- Other term limits apply for “Rehabilitative Alimony, “Reimbursement Alimony”, and “Transitional Alimony”.
The Act also defines multiple types of alimony, which the court can utilize when creating a divorce order. Alongside the General Term Alimony following the schedule above, the law establishes three other term limits which apply to Rehabilitative Alimony, Reimbursement Alimony, and Transitional Alimony. These types of alimony can be ordered in place of the General Term Alimony for a duration of less than five years. Under the reform, a judge has discretion to order one of the shorter types of alimony, even when the General Term Alimony would dictate a longer period of alimony.
Grounds for Termination of Alimony
Under the Act, General Term Alimony can terminate when the recipient remarries or cohabitates with a new partner. Under the previous terms of the law, cohabitation was inadequate reason to terminate alimony, and there were some cases where alimony did not terminate upon remarriage of the recipient. The new law can thereby affect alimony recipients who cohabitate with a boyfriend or girlfriend in order to avoid marriage and thereby continue to receive alimony payments from their ex-spouses.
The Alimony Reform Act also states that General Term Alimony shall terminate upon the payor reaching the full retirement age or when that person becomes eligible for the old-age retirement benefit under the United States Old-Age, Disability, and Survivors Insurance Act. As you can imagine, this has significant implications for people who divorce when approaching retirement age, as previously retirement was not in itself sufficient to warrant termination of an alimony obligation.
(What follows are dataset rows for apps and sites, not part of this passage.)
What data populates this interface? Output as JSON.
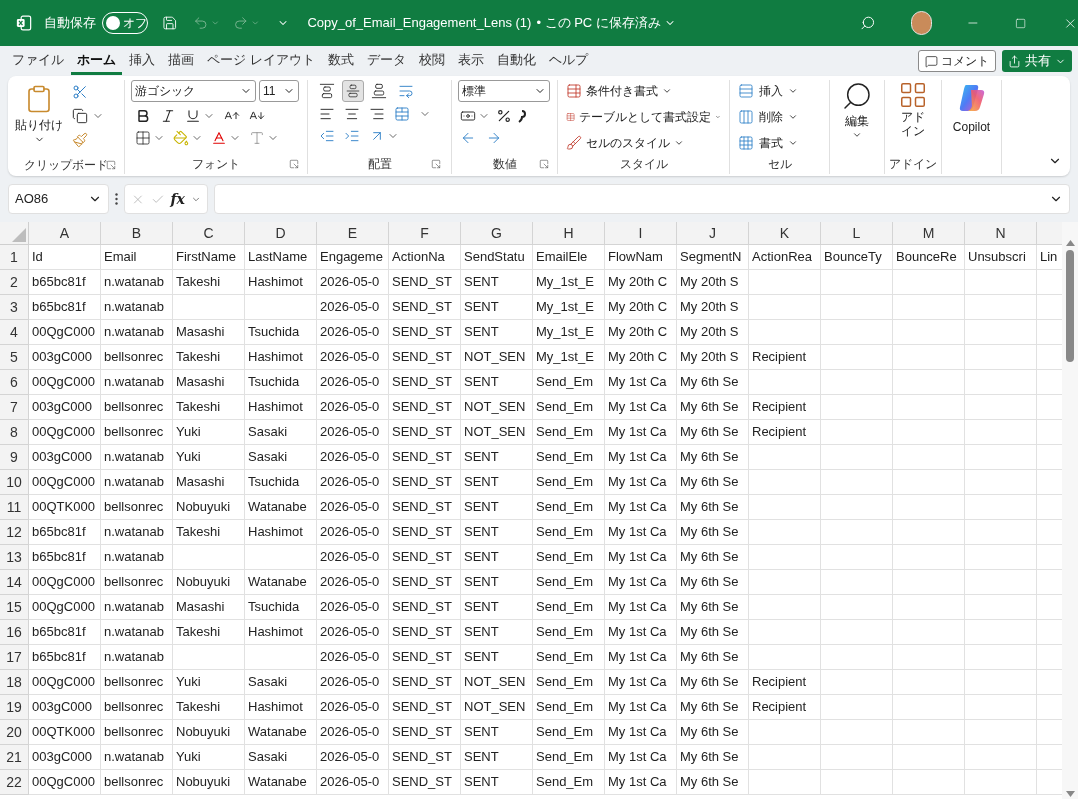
{
  "title_bar": {
    "autosave_label": "自動保存",
    "autosave": {
      "label": "オフ",
      "on": false
    },
    "filename": "Copy_of_Email_Engagement_Lens (1)",
    "save_status": "• この PC に保存済み"
  },
  "menu_tabs": [
    {
      "label": "ファイル",
      "selected": false
    },
    {
      "label": "ホーム",
      "selected": true
    },
    {
      "label": "挿入",
      "selected": false
    },
    {
      "label": "描画",
      "selected": false
    },
    {
      "label": "ページ レイアウト",
      "selected": false
    },
    {
      "label": "数式",
      "selected": false
    },
    {
      "label": "データ",
      "selected": false
    },
    {
      "label": "校閲",
      "selected": false
    },
    {
      "label": "表示",
      "selected": false
    },
    {
      "label": "自動化",
      "selected": false
    },
    {
      "label": "ヘルプ",
      "selected": false
    }
  ],
  "comment_button": "コメント",
  "share_button": "共有",
  "ribbon": {
    "clipboard": {
      "paste": "貼り付け",
      "label": "クリップボード"
    },
    "font": {
      "name": "游ゴシック",
      "size": "11",
      "label": "フォント"
    },
    "alignment": {
      "vertical": [
        {
          "selected": false
        },
        {
          "selected": true
        },
        {
          "selected": false
        }
      ],
      "label": "配置"
    },
    "number": {
      "format": "標準",
      "label": "数値"
    },
    "styles": {
      "items": [
        "条件付き書式",
        "テーブルとして書式設定",
        "セルのスタイル"
      ],
      "label": "スタイル"
    },
    "cells": {
      "items": [
        "挿入",
        "削除",
        "書式"
      ],
      "label": "セル"
    },
    "editing": {
      "label": "編集"
    },
    "addins": {
      "button": "アドイン",
      "label": "アドイン"
    },
    "copilot": {
      "label": "Copilot"
    }
  },
  "formula_bar": {
    "name_box": "AO86",
    "fx": "fx"
  },
  "sheet": {
    "columns": [
      "A",
      "B",
      "C",
      "D",
      "E",
      "F",
      "G",
      "H",
      "I",
      "J",
      "K",
      "L",
      "M",
      "N"
    ],
    "rows": [
      {
        "number": "1",
        "cells": [
          "Id",
          "Email",
          "FirstName",
          "LastName",
          "Engageme",
          "ActionNa",
          "SendStatu",
          "EmailEle",
          "FlowNam",
          "SegmentN",
          "ActionRea",
          "BounceTy",
          "BounceRe",
          "Unsubscri",
          "Lin"
        ]
      },
      {
        "number": "2",
        "cells": [
          "b65bc81f",
          "n.watanab",
          "Takeshi",
          "Hashimot",
          "2026-05-0",
          "SEND_ST",
          "SENT",
          "My_1st_E",
          "My 20th C",
          "My 20th S"
        ]
      },
      {
        "number": "3",
        "cells": [
          "b65bc81f",
          "n.watanab",
          null,
          null,
          "2026-05-0",
          "SEND_ST",
          "SENT",
          "My_1st_E",
          "My 20th C",
          "My 20th S"
        ]
      },
      {
        "number": "4",
        "cells": [
          "00QgC000",
          "n.watanab",
          "Masashi",
          "Tsuchida",
          "2026-05-0",
          "SEND_ST",
          "SENT",
          "My_1st_E",
          "My 20th C",
          "My 20th S"
        ]
      },
      {
        "number": "5",
        "cells": [
          "003gC000",
          "bellsonrec",
          "Takeshi",
          "Hashimot",
          "2026-05-0",
          "SEND_ST",
          "NOT_SEN",
          "My_1st_E",
          "My 20th C",
          "My 20th S",
          "Recipient"
        ]
      },
      {
        "number": "6",
        "cells": [
          "00QgC000",
          "n.watanab",
          "Masashi",
          "Tsuchida",
          "2026-05-0",
          "SEND_ST",
          "SENT",
          "Send_Em",
          "My 1st Ca",
          "My 6th Se"
        ]
      },
      {
        "number": "7",
        "cells": [
          "003gC000",
          "bellsonrec",
          "Takeshi",
          "Hashimot",
          "2026-05-0",
          "SEND_ST",
          "NOT_SEN",
          "Send_Em",
          "My 1st Ca",
          "My 6th Se",
          "Recipient"
        ]
      },
      {
        "number": "8",
        "cells": [
          "00QgC000",
          "bellsonrec",
          "Yuki",
          "Sasaki",
          "2026-05-0",
          "SEND_ST",
          "NOT_SEN",
          "Send_Em",
          "My 1st Ca",
          "My 6th Se",
          "Recipient"
        ]
      },
      {
        "number": "9",
        "cells": [
          "003gC000",
          "n.watanab",
          "Yuki",
          "Sasaki",
          "2026-05-0",
          "SEND_ST",
          "SENT",
          "Send_Em",
          "My 1st Ca",
          "My 6th Se"
        ]
      },
      {
        "number": "10",
        "cells": [
          "00QgC000",
          "n.watanab",
          "Masashi",
          "Tsuchida",
          "2026-05-0",
          "SEND_ST",
          "SENT",
          "Send_Em",
          "My 1st Ca",
          "My 6th Se"
        ]
      },
      {
        "number": "11",
        "cells": [
          "00QTK000",
          "bellsonrec",
          "Nobuyuki",
          "Watanabe",
          "2026-05-0",
          "SEND_ST",
          "SENT",
          "Send_Em",
          "My 1st Ca",
          "My 6th Se"
        ]
      },
      {
        "number": "12",
        "cells": [
          "b65bc81f",
          "n.watanab",
          "Takeshi",
          "Hashimot",
          "2026-05-0",
          "SEND_ST",
          "SENT",
          "Send_Em",
          "My 1st Ca",
          "My 6th Se"
        ]
      },
      {
        "number": "13",
        "cells": [
          "b65bc81f",
          "n.watanab",
          null,
          null,
          "2026-05-0",
          "SEND_ST",
          "SENT",
          "Send_Em",
          "My 1st Ca",
          "My 6th Se"
        ]
      },
      {
        "number": "14",
        "cells": [
          "00QgC000",
          "bellsonrec",
          "Nobuyuki",
          "Watanabe",
          "2026-05-0",
          "SEND_ST",
          "SENT",
          "Send_Em",
          "My 1st Ca",
          "My 6th Se"
        ]
      },
      {
        "number": "15",
        "cells": [
          "00QgC000",
          "n.watanab",
          "Masashi",
          "Tsuchida",
          "2026-05-0",
          "SEND_ST",
          "SENT",
          "Send_Em",
          "My 1st Ca",
          "My 6th Se"
        ]
      },
      {
        "number": "16",
        "cells": [
          "b65bc81f",
          "n.watanab",
          "Takeshi",
          "Hashimot",
          "2026-05-0",
          "SEND_ST",
          "SENT",
          "Send_Em",
          "My 1st Ca",
          "My 6th Se"
        ]
      },
      {
        "number": "17",
        "cells": [
          "b65bc81f",
          "n.watanab",
          null,
          null,
          "2026-05-0",
          "SEND_ST",
          "SENT",
          "Send_Em",
          "My 1st Ca",
          "My 6th Se"
        ]
      },
      {
        "number": "18",
        "cells": [
          "00QgC000",
          "bellsonrec",
          "Yuki",
          "Sasaki",
          "2026-05-0",
          "SEND_ST",
          "NOT_SEN",
          "Send_Em",
          "My 1st Ca",
          "My 6th Se",
          "Recipient"
        ]
      },
      {
        "number": "19",
        "cells": [
          "003gC000",
          "bellsonrec",
          "Takeshi",
          "Hashimot",
          "2026-05-0",
          "SEND_ST",
          "NOT_SEN",
          "Send_Em",
          "My 1st Ca",
          "My 6th Se",
          "Recipient"
        ]
      },
      {
        "number": "20",
        "cells": [
          "00QTK000",
          "bellsonrec",
          "Nobuyuki",
          "Watanabe",
          "2026-05-0",
          "SEND_ST",
          "SENT",
          "Send_Em",
          "My 1st Ca",
          "My 6th Se"
        ]
      },
      {
        "number": "21",
        "cells": [
          "003gC000",
          "n.watanab",
          "Yuki",
          "Sasaki",
          "2026-05-0",
          "SEND_ST",
          "SENT",
          "Send_Em",
          "My 1st Ca",
          "My 6th Se"
        ]
      },
      {
        "number": "22",
        "cells": [
          "00QgC000",
          "bellsonrec",
          "Nobuyuki",
          "Watanabe",
          "2026-05-0",
          "SEND_ST",
          "SENT",
          "Send_Em",
          "My 1st Ca",
          "My 6th Se"
        ]
      }
    ]
  }
}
As judges are taking the position that there is a rebuttable presumption that alimony shall be terminated under such circumstances, you should consult with an experienced divorce attorney.
Determining the Amount of Alimony to Be Paid
Under the Alimony Reform Act, the court excludes a number of income sources from its determination of an alimony award, such as the gross income used to determine a spouse’s child support obligation.
Additionally, the Act further excludes any income the payor spouse receives from a second job or overtime from a determination of alimony. A somewhat fuzzy area regards a spouse who is not paid an hourly wage, but instead receives a weekly salary regardless of how many hours per week he or she works.
Another consideration under the Alimony Reform Act address circumstances where a payor spouse remarries. Under the new law, the new spouse’s income is no longer considered for the purpose of increasing the payor spouse’s alimony obligation. Obviously, this has strong implications for cases in which a payor spouse remarries someone with financial strength while the recipient ex-spouse has encountered financial difficulties.
Modifications of Alimony Orders Prior to the Alimony Reform Act
The overview: the Alimony Reform Act is a sufficient material change in circumstance to alter the duration of a previously ordered alimony award, but it does not justify a change in the amount of alimony that was previously awarded. In cases where the parties to a divorce agreement stating that their alimony order shall not be modifiable will not be entitled to modify their alimony order based on the Alimony Reform Act. So while the act has some impact on pre-act alimony orders, these impacts are limited.
What does this really mean for anyone with a pre-act alimony order? If you were ordered to pay alimony prior to the enactment of the new law, you can only seek modification for the duration of your obligation and can not obtain a modification for the actual amount of alimony that you were originally ordered to pay.
While these modification changes may sound appealing if you are paying alimony from a prior alimony oder, you should review the circumstances and potential ramifications of seeking a modification with a qualified divorce attorney as you may find yourself involved in a counter claim for an increase by the alimony recipient. Indeed, given the range of changes to the law under the Alimony Reform Act of 2011, it remains vital that you consult with an experience divorce attorney to analyze your circumstances and determine your optimal action.